[Extracted records]
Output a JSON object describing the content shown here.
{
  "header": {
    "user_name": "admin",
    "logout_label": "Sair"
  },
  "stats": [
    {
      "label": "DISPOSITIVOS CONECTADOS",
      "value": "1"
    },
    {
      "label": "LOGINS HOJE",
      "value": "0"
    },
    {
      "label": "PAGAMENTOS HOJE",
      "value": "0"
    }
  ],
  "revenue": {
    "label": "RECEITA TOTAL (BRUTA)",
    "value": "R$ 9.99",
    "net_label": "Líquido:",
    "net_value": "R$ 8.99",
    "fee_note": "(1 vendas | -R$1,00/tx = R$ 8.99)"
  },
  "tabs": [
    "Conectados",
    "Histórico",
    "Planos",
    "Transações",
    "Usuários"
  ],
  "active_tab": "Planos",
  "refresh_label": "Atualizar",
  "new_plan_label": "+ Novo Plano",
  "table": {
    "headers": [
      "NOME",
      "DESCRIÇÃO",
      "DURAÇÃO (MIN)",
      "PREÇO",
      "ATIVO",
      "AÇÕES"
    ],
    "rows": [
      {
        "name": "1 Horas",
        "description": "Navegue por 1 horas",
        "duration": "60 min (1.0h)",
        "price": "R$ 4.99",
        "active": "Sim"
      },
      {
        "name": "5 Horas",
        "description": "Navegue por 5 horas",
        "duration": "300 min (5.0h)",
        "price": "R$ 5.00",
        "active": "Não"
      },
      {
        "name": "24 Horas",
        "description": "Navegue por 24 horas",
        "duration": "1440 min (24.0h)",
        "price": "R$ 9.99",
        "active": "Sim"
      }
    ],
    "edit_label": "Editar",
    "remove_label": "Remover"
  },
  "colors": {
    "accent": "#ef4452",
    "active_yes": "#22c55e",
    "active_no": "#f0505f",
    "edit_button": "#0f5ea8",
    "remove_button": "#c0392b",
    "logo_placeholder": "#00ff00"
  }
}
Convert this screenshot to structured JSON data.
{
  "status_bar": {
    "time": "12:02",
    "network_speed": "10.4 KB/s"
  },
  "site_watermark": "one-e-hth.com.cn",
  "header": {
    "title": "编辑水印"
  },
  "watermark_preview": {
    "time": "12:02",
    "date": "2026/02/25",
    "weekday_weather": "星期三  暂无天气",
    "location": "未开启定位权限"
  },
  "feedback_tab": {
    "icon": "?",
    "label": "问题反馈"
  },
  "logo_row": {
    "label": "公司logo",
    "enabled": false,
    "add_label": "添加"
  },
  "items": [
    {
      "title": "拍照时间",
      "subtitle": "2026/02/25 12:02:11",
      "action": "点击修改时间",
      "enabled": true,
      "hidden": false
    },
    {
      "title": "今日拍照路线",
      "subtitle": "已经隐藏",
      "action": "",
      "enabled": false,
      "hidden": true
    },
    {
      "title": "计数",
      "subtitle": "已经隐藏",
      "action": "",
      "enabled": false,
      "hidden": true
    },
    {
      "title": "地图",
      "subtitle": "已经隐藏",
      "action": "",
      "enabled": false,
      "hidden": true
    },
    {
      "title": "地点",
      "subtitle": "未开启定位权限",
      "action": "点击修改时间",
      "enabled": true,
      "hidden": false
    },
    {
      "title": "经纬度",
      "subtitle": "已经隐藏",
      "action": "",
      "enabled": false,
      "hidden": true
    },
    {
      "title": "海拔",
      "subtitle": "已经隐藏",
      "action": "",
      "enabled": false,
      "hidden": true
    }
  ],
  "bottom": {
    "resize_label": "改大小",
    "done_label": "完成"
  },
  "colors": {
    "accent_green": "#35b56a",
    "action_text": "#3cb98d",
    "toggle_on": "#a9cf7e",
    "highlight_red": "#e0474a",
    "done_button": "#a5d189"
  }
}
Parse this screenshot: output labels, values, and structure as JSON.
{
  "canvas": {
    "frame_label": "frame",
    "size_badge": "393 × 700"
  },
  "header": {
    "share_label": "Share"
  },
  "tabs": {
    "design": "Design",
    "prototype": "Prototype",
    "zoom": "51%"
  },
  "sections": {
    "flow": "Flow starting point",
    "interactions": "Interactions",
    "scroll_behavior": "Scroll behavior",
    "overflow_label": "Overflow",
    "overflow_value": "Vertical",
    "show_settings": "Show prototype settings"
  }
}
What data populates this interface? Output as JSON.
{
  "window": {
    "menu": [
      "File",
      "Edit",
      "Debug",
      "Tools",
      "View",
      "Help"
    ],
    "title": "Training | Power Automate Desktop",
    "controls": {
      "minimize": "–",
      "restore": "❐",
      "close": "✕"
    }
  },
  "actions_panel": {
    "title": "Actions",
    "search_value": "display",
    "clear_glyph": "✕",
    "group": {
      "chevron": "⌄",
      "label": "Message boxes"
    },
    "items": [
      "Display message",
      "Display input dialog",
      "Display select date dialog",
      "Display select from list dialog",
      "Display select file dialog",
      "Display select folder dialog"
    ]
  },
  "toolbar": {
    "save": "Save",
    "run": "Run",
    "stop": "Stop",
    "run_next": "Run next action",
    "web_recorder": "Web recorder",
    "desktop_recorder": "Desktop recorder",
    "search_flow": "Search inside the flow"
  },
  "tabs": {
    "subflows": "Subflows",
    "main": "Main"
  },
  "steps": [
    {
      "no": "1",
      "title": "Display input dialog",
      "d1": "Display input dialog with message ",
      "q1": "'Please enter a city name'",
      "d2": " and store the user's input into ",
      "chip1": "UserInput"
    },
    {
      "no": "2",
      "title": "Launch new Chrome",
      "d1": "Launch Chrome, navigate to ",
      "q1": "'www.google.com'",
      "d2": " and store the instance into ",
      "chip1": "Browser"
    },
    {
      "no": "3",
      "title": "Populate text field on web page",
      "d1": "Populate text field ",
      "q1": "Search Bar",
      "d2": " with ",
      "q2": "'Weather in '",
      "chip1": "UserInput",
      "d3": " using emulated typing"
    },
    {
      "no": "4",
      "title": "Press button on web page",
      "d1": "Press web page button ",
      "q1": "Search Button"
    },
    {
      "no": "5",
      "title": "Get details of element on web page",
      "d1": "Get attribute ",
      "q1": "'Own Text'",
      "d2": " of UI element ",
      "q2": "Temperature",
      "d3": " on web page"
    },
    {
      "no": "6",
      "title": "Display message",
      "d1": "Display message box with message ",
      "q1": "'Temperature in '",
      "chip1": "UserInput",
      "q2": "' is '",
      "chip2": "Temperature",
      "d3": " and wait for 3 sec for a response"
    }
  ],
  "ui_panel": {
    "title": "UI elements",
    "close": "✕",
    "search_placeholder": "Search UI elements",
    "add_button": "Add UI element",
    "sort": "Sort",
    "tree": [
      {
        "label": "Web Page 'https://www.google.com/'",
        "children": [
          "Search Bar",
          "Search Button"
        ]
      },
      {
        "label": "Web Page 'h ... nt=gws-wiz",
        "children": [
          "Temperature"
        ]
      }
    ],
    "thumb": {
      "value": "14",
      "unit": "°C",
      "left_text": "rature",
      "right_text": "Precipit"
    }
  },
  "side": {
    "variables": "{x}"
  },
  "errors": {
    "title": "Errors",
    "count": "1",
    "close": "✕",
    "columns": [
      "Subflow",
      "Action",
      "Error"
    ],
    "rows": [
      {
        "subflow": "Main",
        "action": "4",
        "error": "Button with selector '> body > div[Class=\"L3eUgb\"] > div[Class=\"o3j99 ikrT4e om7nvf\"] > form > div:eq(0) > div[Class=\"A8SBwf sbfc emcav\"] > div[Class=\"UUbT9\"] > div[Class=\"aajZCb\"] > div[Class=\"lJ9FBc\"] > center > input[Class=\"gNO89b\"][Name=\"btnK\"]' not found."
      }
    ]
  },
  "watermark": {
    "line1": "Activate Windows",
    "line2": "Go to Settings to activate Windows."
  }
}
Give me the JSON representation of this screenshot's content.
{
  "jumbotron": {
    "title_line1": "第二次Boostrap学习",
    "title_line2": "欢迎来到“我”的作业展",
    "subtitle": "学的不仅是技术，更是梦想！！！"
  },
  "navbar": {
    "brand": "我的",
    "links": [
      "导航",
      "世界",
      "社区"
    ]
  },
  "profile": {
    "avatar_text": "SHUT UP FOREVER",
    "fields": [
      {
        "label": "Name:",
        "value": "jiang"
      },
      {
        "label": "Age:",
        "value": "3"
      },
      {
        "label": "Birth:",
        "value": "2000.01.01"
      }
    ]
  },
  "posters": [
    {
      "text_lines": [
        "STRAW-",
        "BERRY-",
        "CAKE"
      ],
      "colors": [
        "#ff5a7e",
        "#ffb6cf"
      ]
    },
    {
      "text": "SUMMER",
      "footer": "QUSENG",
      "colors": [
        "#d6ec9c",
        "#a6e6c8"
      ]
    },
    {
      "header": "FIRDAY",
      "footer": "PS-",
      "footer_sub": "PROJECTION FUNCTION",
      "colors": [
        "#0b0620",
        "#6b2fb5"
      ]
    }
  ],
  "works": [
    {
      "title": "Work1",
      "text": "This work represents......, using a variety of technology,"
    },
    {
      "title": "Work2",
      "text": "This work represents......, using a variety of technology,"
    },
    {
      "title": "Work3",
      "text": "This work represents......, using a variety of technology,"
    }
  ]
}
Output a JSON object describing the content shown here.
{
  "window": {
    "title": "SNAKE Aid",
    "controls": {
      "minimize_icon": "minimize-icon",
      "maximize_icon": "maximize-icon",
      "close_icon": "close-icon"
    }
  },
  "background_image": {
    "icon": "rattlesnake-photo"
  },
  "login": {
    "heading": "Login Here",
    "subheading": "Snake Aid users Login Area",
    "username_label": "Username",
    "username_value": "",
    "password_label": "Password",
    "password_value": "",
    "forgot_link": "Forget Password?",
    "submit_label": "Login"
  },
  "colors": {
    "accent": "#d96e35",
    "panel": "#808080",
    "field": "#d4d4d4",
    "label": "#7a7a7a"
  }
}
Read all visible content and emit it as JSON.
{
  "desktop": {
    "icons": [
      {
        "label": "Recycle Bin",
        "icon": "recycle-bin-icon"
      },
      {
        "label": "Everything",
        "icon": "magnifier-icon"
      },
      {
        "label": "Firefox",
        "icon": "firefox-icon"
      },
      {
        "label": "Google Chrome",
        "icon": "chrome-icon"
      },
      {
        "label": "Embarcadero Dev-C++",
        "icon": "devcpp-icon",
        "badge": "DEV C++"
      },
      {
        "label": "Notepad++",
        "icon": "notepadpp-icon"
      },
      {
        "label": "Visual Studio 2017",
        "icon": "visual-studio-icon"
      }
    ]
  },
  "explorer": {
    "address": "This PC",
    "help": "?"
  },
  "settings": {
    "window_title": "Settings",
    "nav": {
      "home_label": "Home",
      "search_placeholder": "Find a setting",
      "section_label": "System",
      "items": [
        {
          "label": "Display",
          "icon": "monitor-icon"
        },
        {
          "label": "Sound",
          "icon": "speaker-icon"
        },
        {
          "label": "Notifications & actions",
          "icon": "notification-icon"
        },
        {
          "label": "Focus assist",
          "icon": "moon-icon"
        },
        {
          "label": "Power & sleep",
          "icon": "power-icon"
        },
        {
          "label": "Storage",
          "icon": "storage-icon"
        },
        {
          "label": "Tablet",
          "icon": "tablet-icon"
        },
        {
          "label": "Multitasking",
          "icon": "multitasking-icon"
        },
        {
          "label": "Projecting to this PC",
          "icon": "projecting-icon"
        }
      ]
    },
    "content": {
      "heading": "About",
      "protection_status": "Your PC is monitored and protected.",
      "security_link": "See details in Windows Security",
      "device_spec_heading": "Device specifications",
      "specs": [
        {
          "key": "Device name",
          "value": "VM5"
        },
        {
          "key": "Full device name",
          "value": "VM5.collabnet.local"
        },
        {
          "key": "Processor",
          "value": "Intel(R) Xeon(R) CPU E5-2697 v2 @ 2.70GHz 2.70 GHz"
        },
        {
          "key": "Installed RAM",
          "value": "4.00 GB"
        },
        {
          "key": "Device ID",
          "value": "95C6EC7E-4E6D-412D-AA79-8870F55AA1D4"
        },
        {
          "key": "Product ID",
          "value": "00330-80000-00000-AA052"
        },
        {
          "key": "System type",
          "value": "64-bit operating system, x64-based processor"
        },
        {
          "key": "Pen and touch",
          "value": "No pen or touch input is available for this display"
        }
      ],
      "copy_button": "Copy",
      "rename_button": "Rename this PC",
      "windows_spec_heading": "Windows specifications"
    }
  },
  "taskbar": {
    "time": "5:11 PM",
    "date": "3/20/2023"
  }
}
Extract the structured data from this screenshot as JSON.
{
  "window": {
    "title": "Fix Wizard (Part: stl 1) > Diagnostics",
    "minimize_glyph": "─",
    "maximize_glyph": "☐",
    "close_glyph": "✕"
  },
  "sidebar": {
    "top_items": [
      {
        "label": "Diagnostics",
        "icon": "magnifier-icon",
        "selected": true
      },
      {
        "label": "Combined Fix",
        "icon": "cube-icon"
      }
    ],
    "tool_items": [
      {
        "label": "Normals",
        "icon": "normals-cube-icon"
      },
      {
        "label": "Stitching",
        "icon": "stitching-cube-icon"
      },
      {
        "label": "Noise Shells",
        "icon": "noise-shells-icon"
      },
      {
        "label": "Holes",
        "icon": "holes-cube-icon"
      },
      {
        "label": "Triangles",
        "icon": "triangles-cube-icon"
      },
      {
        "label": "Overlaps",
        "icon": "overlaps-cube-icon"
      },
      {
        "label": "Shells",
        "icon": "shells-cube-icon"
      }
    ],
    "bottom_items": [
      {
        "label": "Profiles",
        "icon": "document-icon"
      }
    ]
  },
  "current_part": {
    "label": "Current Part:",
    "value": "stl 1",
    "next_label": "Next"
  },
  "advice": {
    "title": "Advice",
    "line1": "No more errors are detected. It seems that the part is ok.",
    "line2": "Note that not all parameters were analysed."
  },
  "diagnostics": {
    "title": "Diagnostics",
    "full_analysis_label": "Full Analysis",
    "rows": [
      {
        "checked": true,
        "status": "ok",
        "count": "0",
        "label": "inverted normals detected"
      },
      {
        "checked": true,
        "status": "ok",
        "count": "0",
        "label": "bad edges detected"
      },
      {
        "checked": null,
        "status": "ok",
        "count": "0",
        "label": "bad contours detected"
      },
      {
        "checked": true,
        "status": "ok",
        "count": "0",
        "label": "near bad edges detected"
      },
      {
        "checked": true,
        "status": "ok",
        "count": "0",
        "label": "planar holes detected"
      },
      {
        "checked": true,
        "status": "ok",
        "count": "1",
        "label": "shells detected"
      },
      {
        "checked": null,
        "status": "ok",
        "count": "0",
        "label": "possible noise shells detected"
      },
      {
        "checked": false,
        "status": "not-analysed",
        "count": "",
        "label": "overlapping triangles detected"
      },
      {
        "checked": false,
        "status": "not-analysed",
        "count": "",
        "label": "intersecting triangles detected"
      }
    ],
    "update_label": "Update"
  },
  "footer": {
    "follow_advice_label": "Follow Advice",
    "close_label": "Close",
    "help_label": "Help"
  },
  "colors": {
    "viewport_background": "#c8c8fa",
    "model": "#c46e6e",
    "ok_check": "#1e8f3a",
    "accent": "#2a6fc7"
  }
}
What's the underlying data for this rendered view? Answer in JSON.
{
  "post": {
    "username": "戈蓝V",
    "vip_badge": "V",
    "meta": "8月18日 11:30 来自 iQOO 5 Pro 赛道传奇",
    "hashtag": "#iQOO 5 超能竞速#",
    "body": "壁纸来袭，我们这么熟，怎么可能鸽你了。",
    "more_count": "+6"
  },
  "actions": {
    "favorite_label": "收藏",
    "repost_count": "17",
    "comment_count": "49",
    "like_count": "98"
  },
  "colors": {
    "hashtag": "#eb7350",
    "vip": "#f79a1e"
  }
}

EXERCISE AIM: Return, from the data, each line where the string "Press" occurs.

SOLVED EXERCISE:
      "title": "Press button on web page",
      "d1": "Press web page button ",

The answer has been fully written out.